The "Protect What's Next" video campaign, funded by Colorado state taxes on recreational cannabis, attempts to tackle an age-old problem: persuading kids getting high isn't fun.
But in a pro-420 state, an abstinence-based message doesn't exactly fly. Instead, this campaign is trying to convince kids simply to hold off smoking until their brains are fully developed at age 25.
The commercials show kids experiencing feel-good moments: passing a driver's test, finally landing a sweet skateboard trick, helping Little Brother with homework. The 15-second spots wrap up with the tagline "don't let marijuana get in the way of [insert positive noun]:" guidance, determination, freedom, goals, etc.
While theres a body of research to suggest adolescent marijuana use can cause mental health issues, teens might mock the idea that marijuana could affect their ability to text people and ask them for a date or get a job as a mechanic.
The spots are infinitely less terrifying than the Evergreen State's 2014 "Don't Be a Lab Rat" campaign, in which 12-by-8-foot human-sized rat cages were installed at skate parks and schools with signs warning kids about schizophrenia and permanent IQ loss. The city of Boulder rejected the installations amid concerns about comparing teens to rats, potentially stigmatizing people suffering from mental health issues, and returning to retro War on Drugs scare tactics.

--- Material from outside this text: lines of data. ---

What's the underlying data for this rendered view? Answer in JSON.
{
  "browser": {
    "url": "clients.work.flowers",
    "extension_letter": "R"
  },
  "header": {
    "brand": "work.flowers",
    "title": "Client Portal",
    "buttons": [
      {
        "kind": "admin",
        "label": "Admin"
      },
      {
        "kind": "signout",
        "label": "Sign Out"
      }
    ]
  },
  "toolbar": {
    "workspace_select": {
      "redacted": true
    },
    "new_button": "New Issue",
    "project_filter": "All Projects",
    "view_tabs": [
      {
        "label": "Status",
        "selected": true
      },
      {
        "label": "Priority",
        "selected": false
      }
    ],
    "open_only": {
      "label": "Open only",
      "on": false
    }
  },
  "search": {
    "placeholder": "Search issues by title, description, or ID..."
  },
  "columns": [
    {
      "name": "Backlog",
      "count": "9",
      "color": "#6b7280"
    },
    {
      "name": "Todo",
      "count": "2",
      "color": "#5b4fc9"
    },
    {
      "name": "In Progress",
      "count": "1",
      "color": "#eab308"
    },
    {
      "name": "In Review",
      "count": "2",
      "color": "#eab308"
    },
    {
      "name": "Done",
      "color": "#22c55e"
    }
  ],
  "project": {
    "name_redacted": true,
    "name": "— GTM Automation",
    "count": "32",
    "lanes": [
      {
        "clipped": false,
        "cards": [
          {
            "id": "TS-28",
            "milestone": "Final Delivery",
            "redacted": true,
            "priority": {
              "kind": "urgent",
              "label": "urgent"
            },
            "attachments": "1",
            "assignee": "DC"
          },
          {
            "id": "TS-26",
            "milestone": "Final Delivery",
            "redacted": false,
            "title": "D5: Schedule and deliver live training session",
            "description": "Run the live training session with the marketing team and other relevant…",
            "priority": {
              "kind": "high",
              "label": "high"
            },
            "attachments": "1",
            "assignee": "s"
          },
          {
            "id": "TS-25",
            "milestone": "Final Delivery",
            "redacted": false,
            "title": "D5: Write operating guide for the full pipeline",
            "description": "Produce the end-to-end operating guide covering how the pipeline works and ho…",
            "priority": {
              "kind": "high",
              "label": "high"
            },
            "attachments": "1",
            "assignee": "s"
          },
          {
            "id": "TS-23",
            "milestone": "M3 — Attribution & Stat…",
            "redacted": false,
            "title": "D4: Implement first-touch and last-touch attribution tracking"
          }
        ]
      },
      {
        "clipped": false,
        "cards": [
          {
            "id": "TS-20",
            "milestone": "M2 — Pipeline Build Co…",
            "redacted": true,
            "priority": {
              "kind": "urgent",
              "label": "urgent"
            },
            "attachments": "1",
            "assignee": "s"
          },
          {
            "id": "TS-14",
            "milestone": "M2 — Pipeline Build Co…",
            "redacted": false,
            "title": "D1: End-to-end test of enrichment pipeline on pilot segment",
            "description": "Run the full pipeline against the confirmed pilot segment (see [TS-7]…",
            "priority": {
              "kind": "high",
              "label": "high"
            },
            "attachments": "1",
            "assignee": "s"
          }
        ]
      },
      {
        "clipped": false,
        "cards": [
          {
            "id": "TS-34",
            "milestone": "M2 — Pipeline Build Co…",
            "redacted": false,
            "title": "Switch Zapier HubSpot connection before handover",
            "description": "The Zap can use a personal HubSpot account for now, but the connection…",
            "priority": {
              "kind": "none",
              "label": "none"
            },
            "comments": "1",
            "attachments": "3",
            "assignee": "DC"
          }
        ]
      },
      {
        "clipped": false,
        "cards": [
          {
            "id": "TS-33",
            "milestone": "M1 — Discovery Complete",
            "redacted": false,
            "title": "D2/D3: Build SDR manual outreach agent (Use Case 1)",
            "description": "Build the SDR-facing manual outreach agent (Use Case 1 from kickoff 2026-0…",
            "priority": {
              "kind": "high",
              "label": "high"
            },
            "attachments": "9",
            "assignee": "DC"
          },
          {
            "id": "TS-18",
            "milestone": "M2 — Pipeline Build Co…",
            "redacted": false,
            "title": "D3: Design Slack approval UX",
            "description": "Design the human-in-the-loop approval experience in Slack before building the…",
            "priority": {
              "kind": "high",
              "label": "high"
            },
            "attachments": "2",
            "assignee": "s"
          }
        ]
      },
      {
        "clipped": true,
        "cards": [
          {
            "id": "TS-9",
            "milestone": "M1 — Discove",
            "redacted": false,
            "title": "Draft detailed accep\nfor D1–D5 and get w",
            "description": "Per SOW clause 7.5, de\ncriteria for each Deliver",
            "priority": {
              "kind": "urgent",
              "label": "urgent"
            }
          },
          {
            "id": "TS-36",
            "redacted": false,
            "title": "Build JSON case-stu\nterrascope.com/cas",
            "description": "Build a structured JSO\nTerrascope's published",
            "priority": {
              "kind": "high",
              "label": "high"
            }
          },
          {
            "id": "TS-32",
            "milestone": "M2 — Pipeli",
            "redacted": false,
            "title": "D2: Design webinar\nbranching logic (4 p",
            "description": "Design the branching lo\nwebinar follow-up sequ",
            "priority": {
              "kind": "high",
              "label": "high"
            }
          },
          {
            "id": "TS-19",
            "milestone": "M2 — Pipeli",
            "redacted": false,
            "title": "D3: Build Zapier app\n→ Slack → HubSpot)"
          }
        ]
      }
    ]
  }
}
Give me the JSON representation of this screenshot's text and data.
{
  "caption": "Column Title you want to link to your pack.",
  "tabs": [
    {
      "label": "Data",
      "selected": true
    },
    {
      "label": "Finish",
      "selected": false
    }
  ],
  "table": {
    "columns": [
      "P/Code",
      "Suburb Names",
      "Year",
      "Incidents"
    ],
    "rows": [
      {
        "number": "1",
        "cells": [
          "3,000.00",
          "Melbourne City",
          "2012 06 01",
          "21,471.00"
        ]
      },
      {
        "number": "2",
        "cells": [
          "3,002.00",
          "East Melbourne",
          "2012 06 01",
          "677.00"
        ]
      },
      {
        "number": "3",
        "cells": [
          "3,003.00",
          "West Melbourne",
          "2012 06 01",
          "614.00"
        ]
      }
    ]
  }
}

The message of the ad campaign reflects a bigger question raised by legal weed: namely, how parents and lawmakers can successfully discourage kids from using marijuana before adults think they're ready, while still condoning it for themselves.